Drafted on June 16, 1990, by the New Jersey Devils, no one — not even the man who drafted him, Lou Lamoriello — foresaw the goaltender that Martin Brodeur would one day become, the career that he would have or the accolades that he would receive. Brodeur won the first of those accolades only three years later when he was awarded the Calder Memorial Trophy as the Rookie of the Year for the 1993-’94 season. Fast forward to last Tuesday, Feb. 9, for Brodeur’s most recent accomplishment.
With his family, friends and fans in attendance, among other notable individuals, the Devils retired Brodeur’s No. 30 jersey in order to honor the man who built their franchise, the greatest goaltender to ever play the position he had not only dominated, but also redefined — “Marty” Brodeur.
“Whether it was the poke check, his glove or the pad slide, Marty knew how to stop the puck like no one before him,” the NHL’s (despised) commissioner Gary Bettman said during the ceremony on Tuesday night. “And I dare say, no one who will come after him.”
Legendary goaltender Ken Dryden once described his position as “not fun” and “a grim, humorless position, largely uncreative, requiring little physical movement and giving little physical pleasure in return.”
However, Brodeur did not define his position as such and as the appreciation video, “A Salute to Martin Brodeur,” which was played at the ceremony, defined it for him, “Goaltending is creativity, an expression of imagination and innovation. Artistry with pads, a glove and a mask.”
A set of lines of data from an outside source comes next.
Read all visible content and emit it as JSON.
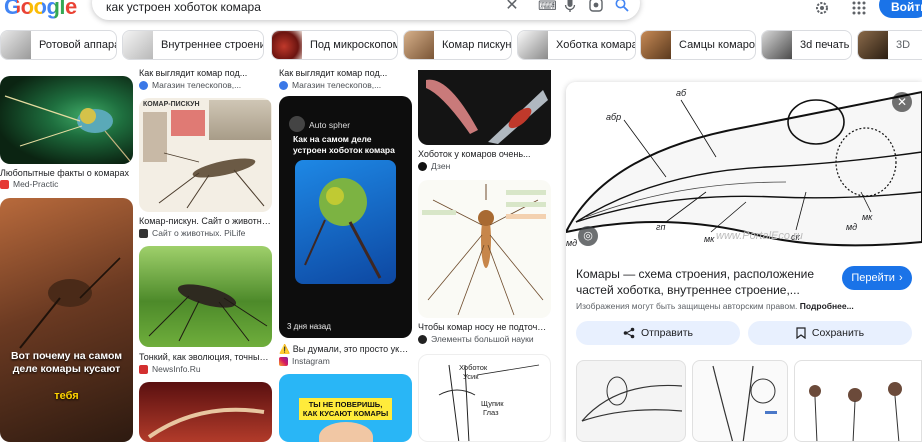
{
  "header": {
    "logo_text": "Google",
    "search_query": "как устроен хоботок комара",
    "signin_label": "Войти"
  },
  "chips": [
    {
      "label": "Ротовой аппарат"
    },
    {
      "label": "Внутреннее строение"
    },
    {
      "label": "Под микроскопом"
    },
    {
      "label": "Комар пискун"
    },
    {
      "label": "Хоботка комара"
    },
    {
      "label": "Самцы комаров"
    },
    {
      "label": "3d печать"
    }
  ],
  "results": {
    "col1": [
      {
        "caption": "Любопытные факты о комарах",
        "source": "Med-Practic"
      },
      {
        "overlay": "Вот почему на самом деле комары кусают",
        "overlay_accent": "тебя"
      }
    ],
    "col2": [
      {
        "caption": "Как выглядит комар под...",
        "source": "Магазин телескопов,..."
      },
      {
        "caption": "Комар-пискун. Сайт о животных...",
        "source": "Сайт о животных. PiLife",
        "image_label": "КОМАР-ПИСКУН"
      },
      {
        "caption": "Тонкий, как эволюция, точный,...",
        "source": "NewsInfo.Ru"
      }
    ],
    "col3": [
      {
        "caption": "Как выглядит комар под...",
        "source": "Магазин телескопов,..."
      },
      {
        "caption": "Вы думали, это просто укус?...",
        "source": "Instagram",
        "brand": "Auto spher",
        "headline": "Как на самом деле устроен хоботок комара",
        "age": "3 дня назад"
      },
      {
        "banner": "ТЫ НЕ ПОВЕРИШЬ, КАК КУСАЮТ КОМАРЫ"
      }
    ],
    "col4": [
      {
        "caption": "Хоботок у комаров очень...",
        "source": "Дзен"
      },
      {
        "caption": "Чтобы комар носу не подточил •...",
        "source": "Элементы большой науки"
      },
      {
        "labels": [
          "Хоботок",
          "Усик",
          "Щупик",
          "Глаз"
        ]
      }
    ]
  },
  "panel": {
    "diagram_labels": [
      "аб",
      "абр",
      "гп",
      "мк",
      "мд",
      "ск",
      "мк",
      "мд"
    ],
    "watermark": "www.PortalEco.ru",
    "title": "Комары — схема строения, расположение частей хоботка, внутреннее строение,...",
    "visit_label": "Перейти",
    "notice": "Изображения могут быть защищены авторским правом.",
    "notice_more": "Подробнее...",
    "share_label": "Отправить",
    "save_label": "Сохранить"
  },
  "colors": {
    "accent": "#1a73e8",
    "chip_border": "#dadce0",
    "button_bg": "#e8f0fe"
  }
}
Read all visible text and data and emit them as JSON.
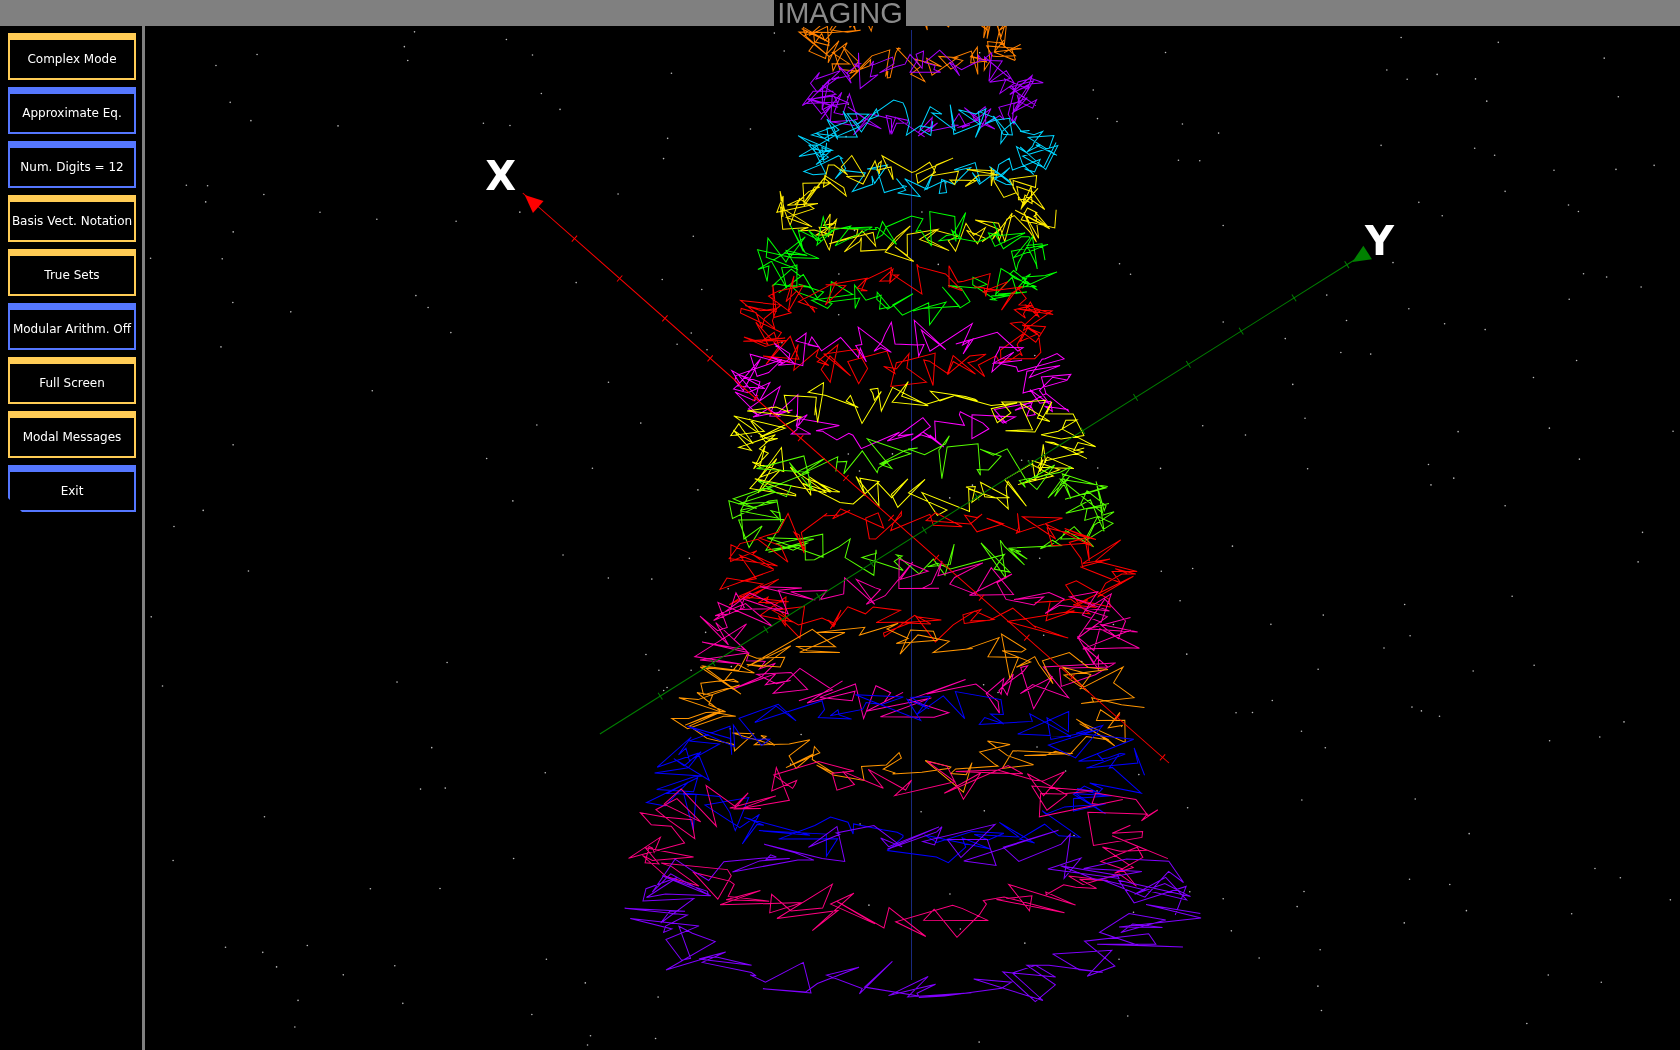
{
  "window": {
    "title": "IMAGING"
  },
  "sidebar": {
    "buttons": [
      {
        "label": "Complex Mode",
        "color": "#ffcc55",
        "kind": "square"
      },
      {
        "label": "Approximate Eq.",
        "color": "#5577ff",
        "kind": "square"
      },
      {
        "label": "Num. Digits = 12",
        "color": "#5577ff",
        "kind": "square"
      },
      {
        "label": "Basis Vect. Notation",
        "color": "#ffcc55",
        "kind": "square"
      },
      {
        "label": "True Sets",
        "color": "#ffcc55",
        "kind": "square"
      },
      {
        "label": "Modular Arithm. Off",
        "color": "#5577ff",
        "kind": "square"
      },
      {
        "label": "Full Screen",
        "color": "#ffcc55",
        "kind": "square"
      },
      {
        "label": "Modal Messages",
        "color": "#ffcc55",
        "kind": "square"
      },
      {
        "label": "Exit",
        "color": "#5577ff",
        "kind": "cut-corner"
      }
    ]
  },
  "scene": {
    "axes": [
      {
        "label": "X",
        "color": "#ff0000"
      },
      {
        "label": "Y",
        "color": "#008000"
      }
    ]
  }
}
Brodeur turned the netminder into the third defenseman with such amazing puck handling that the NHL created a rule nicknamed after him.
Brodeur was unpredictable yet unflappable in net. Generally, the shooter makes the first move and the goaltender reacts, but Brodeur loved to make the first move, forcing the shooter to react. This unique ability was why he ended his career as the winningest goaltender in NHL history with 691 wins — 140 more wins than Colorado Avalanche’s Patrick Roy. This number includes 125 shutouts, the most of any goalie. Brodeur was also awarded the William M. Jennings Trophy five times, the Vezina Trophy four times and led the Devils to win the Stanley Cup three times — not to mention too many more unbeatable feats of greatness to count.
Nonetheless, after everyone had honored Brodeur and the man himself spoke, the time arrived to lift the banner into the rafters. With his family by his side and an uncontrollable smile on his face, Brodeur watched as his beloved number was raised high, joining Devils legends Scott Stevens, Ken Daneyko and Scott Niedermayer. The crowd had an energy rarely seen since Brodeur left the franchise, starting one of many “Marty” chants that evening. The No. 30 would never be worn by a Devil ever again, but the number will be seen by future generations of fans so they will know that the greatest goaltender of all time played there.